A Film Australia National Interest Program in association with Early Works. Produced with the assistance of the Australian Broadcasting Corporation.Full program credits
Students are required to research visual artworks from a variety of past and present social and cultural perspectives. Students should also demonstrate an understanding of how histories are constructed in the visual arts both reinforcing and challenging values in the social, cultural and historical contexts in which they are produced.
This is a guide only. Teachers and students should consult their state’s curriculum and learning programs.
Islamic art was a major inspiration for French artist Henri Matisse, who loved the interdependence of its shapes.
The arabesque in Islamic art stands for the vulnerability of life, which can be bestowed or withdrawn at any moment. The positive forms of the arabesque create the negative shapes of the spaces in between; these empty spaces symbolise that which 'belongs to God'—the permanent but invisible reality of the divine principle. Similarly for Matisse, what remains belongs to God. Of his belief in a higher power he said, 'When I work I feel myself helped immensely by someone…It is as if I were watching a conjurer whose tricks I cannot see through’.
Matisse discovered the opulent colours of Islam in the textile bazaars and souks of Morocco, which he visited in early 1912. His ancestors had been weavers for generations and he was supremely confident with scissors and cloth. So when severe illness in his 70s confined him to bed—away from his paints and brushes—he naturally took to scissors and coloured paper.
One night when he couldn’t sleep, he cut a swallow from white paper and asked his nurse to pin it over a dirty patch on the wallpaper of his bedroom—its dull gold matched his memory of light in the Pacific. Soon two walls were covered with shapes that recreated his memories of Tahitian lagoons, where he had visited 30 years earlier. A tracing was taken and sent to a printer in London who made an edition of 30 screenprints on tough linen. Not all survived but fortunately one edition of Oceania, the Sky is preserved in the National Gallery of Australia, along with a folio of paper cut-outs made the following year, which Matisse called Jazz.

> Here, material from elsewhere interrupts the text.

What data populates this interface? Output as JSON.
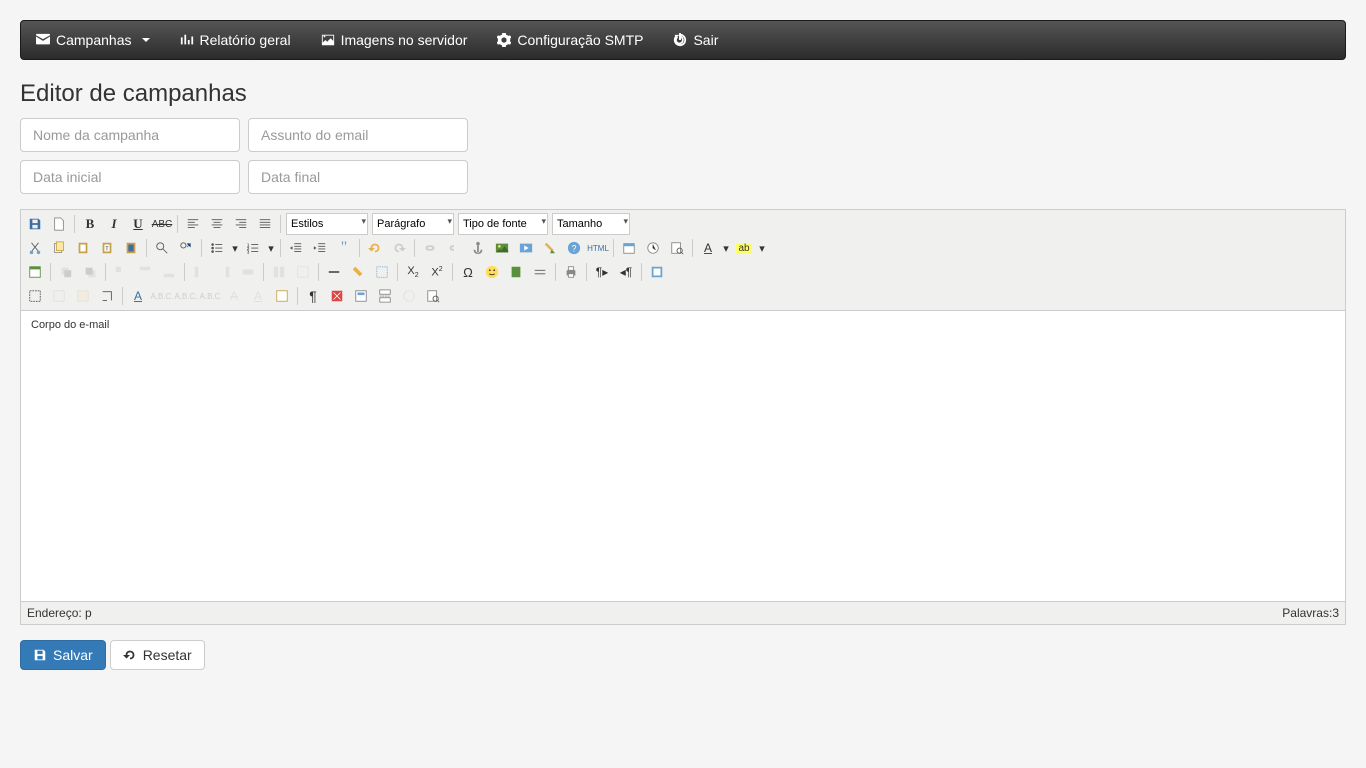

Many sheets in the folio refer to highly practised circus acts that Matisse related to personally. Sword swallowing, the trapeze, knife throwing—all balanced on a knife-edge between success and disaster. And, of course, Pierrot the clown, whom Matisse thought of as the artist’s alter ego. For both, the gift of giving pleasure is hard won but must appear spontaneous, effortless and full of joy—no matter what the cost.
- Research and discuss the impact of Islamic arts on western art. Identify the principles of Islamic art.

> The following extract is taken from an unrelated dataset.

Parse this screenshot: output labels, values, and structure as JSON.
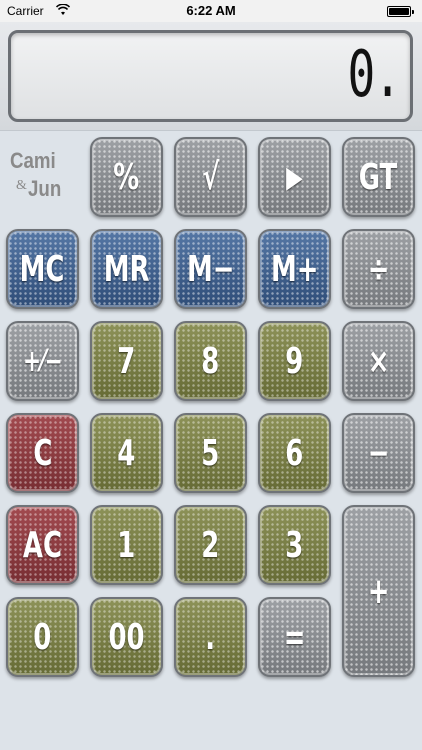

- Research and discuss how Henri Matisse’s artworks were influenced by Islamic art.
- Discuss Matisse’s influence on the pattern painting style of the 1970s.
- Discuss the meaning of positive and negative space in a work of art, and review the principles of design: balance, emphasis and unity.
- Create a collage using cut black and white paper utilising positive and negative space. One colour accent may be added for emphasis and centre of interest.
- For both this activity and the next, ensure that you are able to discriminate between foreground and background, and that the positive and negative shapes are balanced.
- Matisse created shapes cut out from brightly colour papers and arranged them on another sheet of construction paper. These images were then printed by silk screening techniques. With Matisse’s artwork in mind, use the serigraphy method to create a silkscreen print.
J. Cowart et al, Matisse in Morocco, National Gallery Art, Washington, 1990
S. Jane, Art Is 2: Making, Creating & Appreciating, Jacaranda, Milton, 1999
D. Saff and D. Sacilotto, Printmaking History and Process, Harcourt Brace Jovanovich College Publishers, Orlando, Florida, 1978
N. Watkins, Matisse, Phaidon Press Ltd, London, 1992